*** Opening Records supplied ***

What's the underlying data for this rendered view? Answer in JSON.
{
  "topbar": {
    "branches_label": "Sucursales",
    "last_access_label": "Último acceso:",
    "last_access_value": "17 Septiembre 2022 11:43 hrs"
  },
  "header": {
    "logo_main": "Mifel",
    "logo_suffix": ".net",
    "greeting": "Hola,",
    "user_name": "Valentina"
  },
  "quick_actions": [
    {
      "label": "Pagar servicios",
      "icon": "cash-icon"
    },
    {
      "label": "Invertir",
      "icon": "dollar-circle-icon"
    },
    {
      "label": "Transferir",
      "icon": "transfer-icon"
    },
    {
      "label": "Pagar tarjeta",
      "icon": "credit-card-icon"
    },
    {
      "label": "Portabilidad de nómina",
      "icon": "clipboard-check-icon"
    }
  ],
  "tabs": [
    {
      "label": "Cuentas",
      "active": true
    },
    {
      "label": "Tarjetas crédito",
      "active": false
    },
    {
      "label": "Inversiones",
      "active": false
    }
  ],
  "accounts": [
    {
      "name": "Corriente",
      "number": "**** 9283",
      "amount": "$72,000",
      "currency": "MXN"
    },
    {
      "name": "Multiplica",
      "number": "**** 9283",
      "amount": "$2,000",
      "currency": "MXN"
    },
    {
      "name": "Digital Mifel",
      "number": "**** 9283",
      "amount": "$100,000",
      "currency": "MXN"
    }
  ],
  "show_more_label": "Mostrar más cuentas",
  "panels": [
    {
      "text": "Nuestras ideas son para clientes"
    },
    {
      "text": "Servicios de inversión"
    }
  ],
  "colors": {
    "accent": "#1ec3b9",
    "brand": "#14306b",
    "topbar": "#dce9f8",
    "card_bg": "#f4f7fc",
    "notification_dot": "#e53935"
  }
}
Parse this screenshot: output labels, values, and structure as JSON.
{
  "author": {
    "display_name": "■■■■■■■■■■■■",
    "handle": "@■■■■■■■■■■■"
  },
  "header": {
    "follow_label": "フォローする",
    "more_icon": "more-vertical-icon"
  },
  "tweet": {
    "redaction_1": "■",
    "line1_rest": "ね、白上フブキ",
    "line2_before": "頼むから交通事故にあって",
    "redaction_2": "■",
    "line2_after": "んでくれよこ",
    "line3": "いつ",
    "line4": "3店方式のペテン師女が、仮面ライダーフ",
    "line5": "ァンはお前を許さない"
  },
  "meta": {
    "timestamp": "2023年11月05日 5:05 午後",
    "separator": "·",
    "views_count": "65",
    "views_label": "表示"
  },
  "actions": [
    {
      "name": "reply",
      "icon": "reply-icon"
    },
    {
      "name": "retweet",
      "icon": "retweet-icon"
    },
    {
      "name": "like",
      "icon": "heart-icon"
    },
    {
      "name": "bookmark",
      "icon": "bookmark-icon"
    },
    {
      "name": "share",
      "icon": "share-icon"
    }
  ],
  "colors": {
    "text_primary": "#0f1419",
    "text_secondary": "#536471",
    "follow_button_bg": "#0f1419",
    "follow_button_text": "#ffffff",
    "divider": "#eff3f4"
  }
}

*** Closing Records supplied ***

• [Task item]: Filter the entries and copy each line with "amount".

• [Answer box]:
      "amount": "$72,000",
      "amount": "$2,000",
      "amount": "$100,000",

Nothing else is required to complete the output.